Anti-immigrant lobbyists still talk about welfare, but such talk is utterly cynical: They are not the least assuaged by reforms on the welfare side, since their goal is to keep out even self-supporting immigrants. That's why Alan Simpson's Senate bill, for instance, is designed to slash the number of highly skilled, tax-paying professionals entering the country legally. And it is why Ira Mehlman of FAIR argues that we have to keep out parents of adult children even if they are no longer eligible for government benefits.

This isn't an argument about illegal immigration, about welfare, or about skills. Those are merely handy tools for people who believe that the well-being of Americans is best protected by keeping the population small, static, and racially pure–even at significant costs to our prosperity and liberty. I prefer to live in a free and dynamic society, one that, as Mr. Lee suggests, constantly renews itself and reaffirms its identity by welcoming people who are here by choice.

V Is for Various

In the November issue, Nick Gillespie identified obvious problems with implementing so-called V-Chip technology ("Chip Off the Block"). Certainly a chip programmed by the networks, or worse yet, the government, is abhorrent to anyone who values freedom.
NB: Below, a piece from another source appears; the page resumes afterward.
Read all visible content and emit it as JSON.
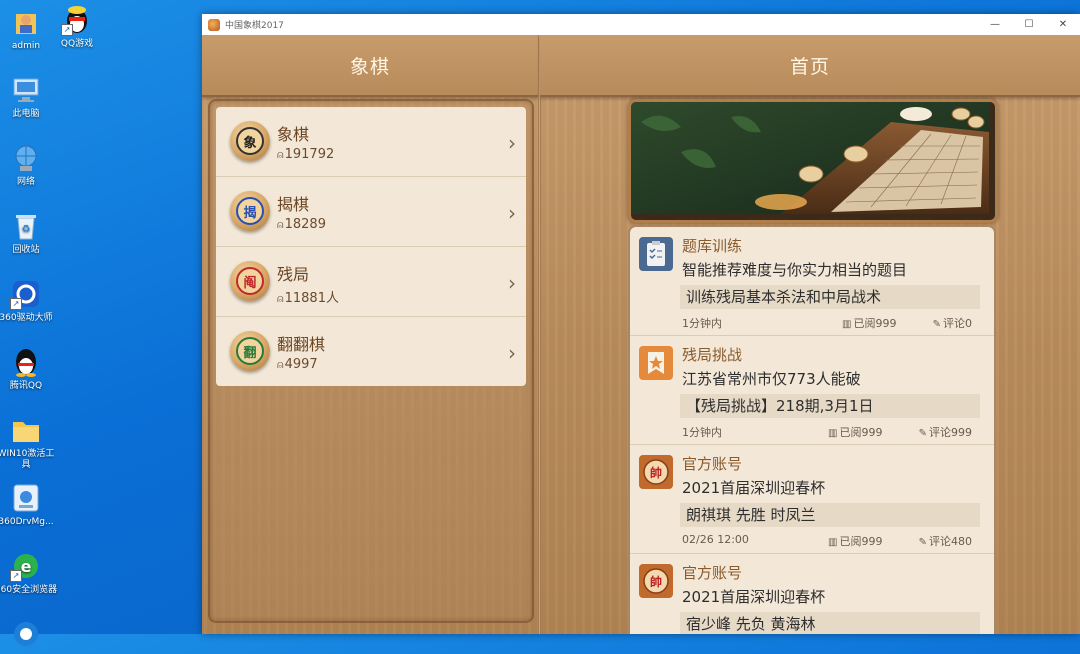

And yet the combination of deregulated airwaves and First Amendment protection has resulted in a profusion of programming, much of it dreck and garbage. Libertarians must admit that the V-Chip initiative is responding to a real problem with the deplorable content of much TV, and that even the most conscientious parents are not able to monitor every minute of their child's viewing. Knee-jerk opposition to the V-Chip will only further confuse libertarians in many minds with libertines.

Gillespie asks the important question, "Who will program the chip?" But who says there has to be only one kind of chip, or that it must be installed in the factory?
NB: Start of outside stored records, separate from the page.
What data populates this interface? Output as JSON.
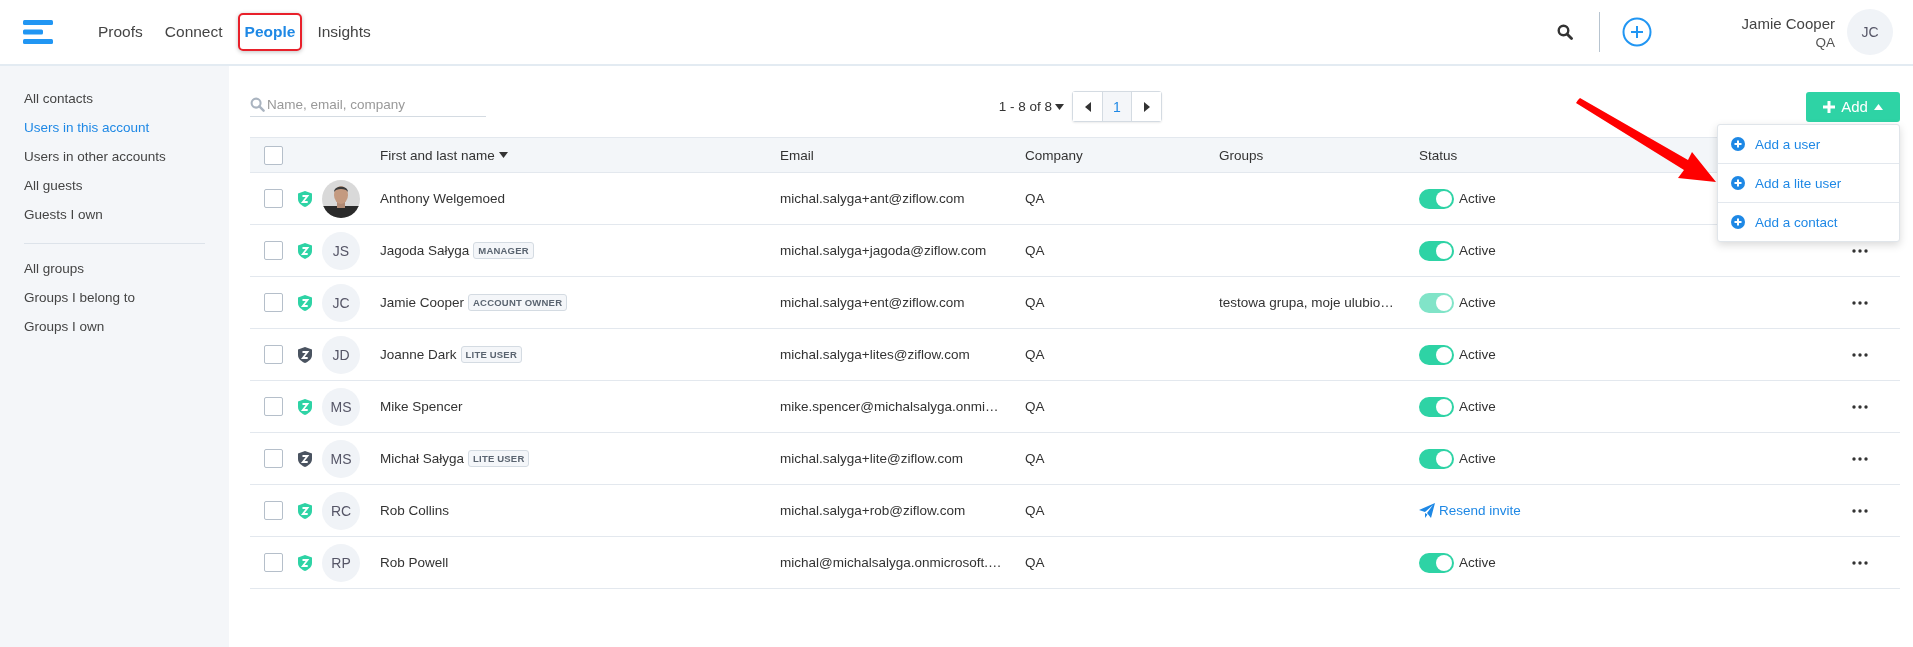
{
  "nav": {
    "items": [
      {
        "label": "Proofs",
        "selected": false,
        "highlighted": false
      },
      {
        "label": "Connect",
        "selected": false,
        "highlighted": false
      },
      {
        "label": "People",
        "selected": true,
        "highlighted": true
      },
      {
        "label": "Insights",
        "selected": false,
        "highlighted": false
      }
    ]
  },
  "user": {
    "name": "Jamie Cooper",
    "org": "QA",
    "initials": "JC"
  },
  "sidebar": {
    "sections": [
      [
        {
          "label": "All contacts",
          "selected": false
        },
        {
          "label": "Users in this account",
          "selected": true
        },
        {
          "label": "Users in other accounts",
          "selected": false
        },
        {
          "label": "All guests",
          "selected": false
        },
        {
          "label": "Guests I own",
          "selected": false
        }
      ],
      [
        {
          "label": "All groups",
          "selected": false
        },
        {
          "label": "Groups I belong to",
          "selected": false
        },
        {
          "label": "Groups I own",
          "selected": false
        }
      ]
    ]
  },
  "search": {
    "placeholder": "Name, email, company"
  },
  "pager": {
    "range": "1 - 8 of 8",
    "page": "1"
  },
  "add_button": {
    "label": "Add",
    "expanded": true
  },
  "add_menu": [
    {
      "label": "Add a user"
    },
    {
      "label": "Add a lite user"
    },
    {
      "label": "Add a contact"
    }
  ],
  "table": {
    "select_all_checked": false,
    "columns": [
      "First and last name",
      "Email",
      "Company",
      "Groups",
      "Status"
    ],
    "rows": [
      {
        "name": "Anthony Welgemoed",
        "color": "#2ed3a5",
        "checked": false,
        "email": "michal.salyga+ant@ziflow.com",
        "company": "QA",
        "status": {
          "kind": "toggle",
          "on": true,
          "disabled": false,
          "label": "Active"
        }
      },
      {
        "name": "Jagoda Sałyga",
        "badge": "MANAGER",
        "avatar": {
          "kind": "initials",
          "initials": "JS"
        },
        "color": "#2ed3a5",
        "checked": false,
        "email": "michal.salyga+jagoda@ziflow.com",
        "company": "QA",
        "status": {
          "kind": "toggle",
          "on": true,
          "disabled": false,
          "label": "Active"
        }
      },
      {
        "name": "Jamie Cooper",
        "badge": "ACCOUNT OWNER",
        "avatar": {
          "kind": "initials",
          "initials": "JC"
        },
        "color": "#2ed3a5",
        "checked": false,
        "email": "michal.salyga+ent@ziflow.com",
        "company": "QA",
        "groups": "testowa grupa, moje ulubio…",
        "status": {
          "kind": "toggle",
          "on": true,
          "disabled": true,
          "label": "Active"
        }
      },
      {
        "name": "Joanne Dark",
        "badge": "LITE USER",
        "avatar": {
          "kind": "initials",
          "initials": "JD"
        },
        "color": "#4a5360",
        "checked": false,
        "email": "michal.salyga+lites@ziflow.com",
        "company": "QA",
        "status": {
          "kind": "toggle",
          "on": true,
          "disabled": false,
          "label": "Active"
        }
      },
      {
        "name": "Mike Spencer",
        "avatar": {
          "kind": "initials",
          "initials": "MS"
        },
        "color": "#2ed3a5",
        "checked": false,
        "email": "mike.spencer@michalsalyga.onmi…",
        "company": "QA",
        "status": {
          "kind": "toggle",
          "on": true,
          "disabled": false,
          "label": "Active"
        }
      },
      {
        "name": "Michał Sałyga",
        "badge": "LITE USER",
        "avatar": {
          "kind": "initials",
          "initials": "MS"
        },
        "color": "#4a5360",
        "checked": false,
        "email": "michal.salyga+lite@ziflow.com",
        "company": "QA",
        "status": {
          "kind": "toggle",
          "on": true,
          "disabled": false,
          "label": "Active"
        }
      },
      {
        "name": "Rob Collins",
        "avatar": {
          "kind": "initials",
          "initials": "RC"
        },
        "color": "#2ed3a5",
        "checked": false,
        "email": "michal.salyga+rob@ziflow.com",
        "company": "QA",
        "status": {
          "kind": "resend",
          "label": "Resend invite"
        }
      },
      {
        "name": "Rob Powell",
        "avatar": {
          "kind": "initials",
          "initials": "RP"
        },
        "color": "#2ed3a5",
        "checked": false,
        "email": "michal@michalsalyga.onmicrosoft.…",
        "company": "QA",
        "status": {
          "kind": "toggle",
          "on": true,
          "disabled": false,
          "label": "Active"
        }
      }
    ]
  },
  "annotation": {
    "arrow": true
  }
}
Why not a technology that allows the consumer to insert the chip (or later, simply push a button), and why not a market for V-Chips, with offerings from any group with a point of view? Then we can have chips from the Christian Coalition, Roman Catholic Church, Southern Baptists, Orthodox Jews, Unitarian Universalists, or Hindus–not to mention People for the American Way, the National Rifle Association, or Reader's Digest (a premium for subscribing).
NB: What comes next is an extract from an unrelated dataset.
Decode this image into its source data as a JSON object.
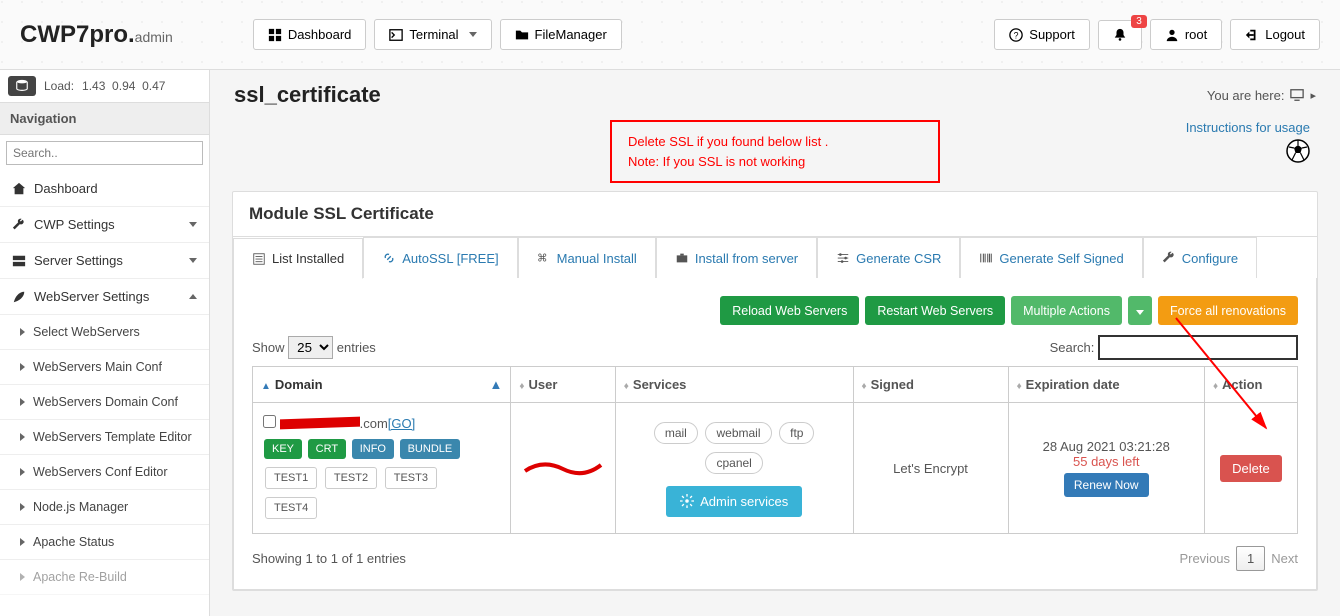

The second generation of chips could identify programs that are especially worthwhile or enable a person to fashion an individualized program with the proper instructions. I would appreciate the opportunity to eliminate all the daytime talk shows from my set in advance. Not to mention any show with Geraldo Rivera. A third-generation chip should be able to distinguish on the fly between Roots and Rambo, based on criteria that even a computer can recognize, without straining its memory or its intelligence.

Mike Roeder
Ft. Myers, FL

Nick Gillespie replies: I disagree with Mike Roeder regarding the "deplorable content of much TV," but yes, yes, yes to his suggestion of many and varied types of voluntarily enacted programming aids. Indeed, as I indicated in my editorial, dozens of those tools are already on the market in some form. Unfortunately, the proposed V-Chip legislation bears no resemblance to such filters.

Connie Chung Syndrome

Thank you for Michael Fumento's "A Confederacy of Boobs" (October) concerning breast augmentation. I was performing between 120 and 150 breast augmentations each year until Connie Chung's program about their alleged hazards. I dropped to zero breast augmentations the following year. The number of breast augmentations is coming back slowly, but now we're using the saline implant, which has some inherent problems that were not found in the silicone-gel implants.

In my career, I've performed in excess of 2,000 breast augmentation operations. No other operation resulted in the same percentage of patient satisfaction. The horror stories which became so abundant following Connie Chung's program have not occurred in my practice, nor in the practice of those with whom I'm familiar. We began referring to the panic-stricken patients who called following Connie's program as suffering from Connie Chung Syndrome.

James Michael Bestler, M.D.
Martinsville, VA